▶ **What you have to do**
Return the listing below character for character.
○ ○ ○ ○ ○ ○ ○
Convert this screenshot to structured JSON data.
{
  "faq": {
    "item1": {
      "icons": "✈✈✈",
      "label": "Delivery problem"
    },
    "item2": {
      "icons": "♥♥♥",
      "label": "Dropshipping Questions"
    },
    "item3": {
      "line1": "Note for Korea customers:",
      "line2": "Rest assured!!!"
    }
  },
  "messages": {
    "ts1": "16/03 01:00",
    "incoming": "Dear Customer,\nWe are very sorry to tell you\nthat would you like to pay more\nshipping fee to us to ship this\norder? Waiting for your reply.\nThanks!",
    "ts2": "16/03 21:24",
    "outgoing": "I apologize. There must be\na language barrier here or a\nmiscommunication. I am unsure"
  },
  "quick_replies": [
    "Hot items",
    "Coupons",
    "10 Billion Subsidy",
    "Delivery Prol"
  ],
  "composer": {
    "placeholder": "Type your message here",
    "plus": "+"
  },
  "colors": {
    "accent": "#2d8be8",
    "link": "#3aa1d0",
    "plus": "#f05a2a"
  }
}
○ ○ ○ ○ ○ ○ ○
▶ **Expected output**
Convert this screenshot to structured JSON data.
{
  "faq": {
    "item1": {
      "icons": "✈✈✈",
      "label": "Delivery problem"
    },
    "item2": {
      "icons": "♥♥♥",
      "label": "Dropshipping Questions"
    },
    "item3": {
      "line1": "Note for Korea customers:",
      "line2": "Rest assured!!!"
    }
  },
  "messages": {
    "ts1": "16/03 01:00",
    "incoming": "Dear Customer,\nWe are very sorry to tell you\nthat would you like to pay more\nshipping fee to us to ship this\norder? Waiting for your reply.\nThanks!",
    "ts2": "16/03 21:24",
    "outgoing": "I apologize. There must be\na language barrier here or a\nmiscommunication. I am unsure"
  },
  "quick_replies": [
    "Hot items",
    "Coupons",
    "10 Billion Subsidy",
    "Delivery Prol"
  ],
  "composer": {
    "placeholder": "Type your message here",
    "plus": "+"
  },
  "colors": {
    "accent": "#2d8be8",
    "link": "#3aa1d0",
    "plus": "#f05a2a"
  }
}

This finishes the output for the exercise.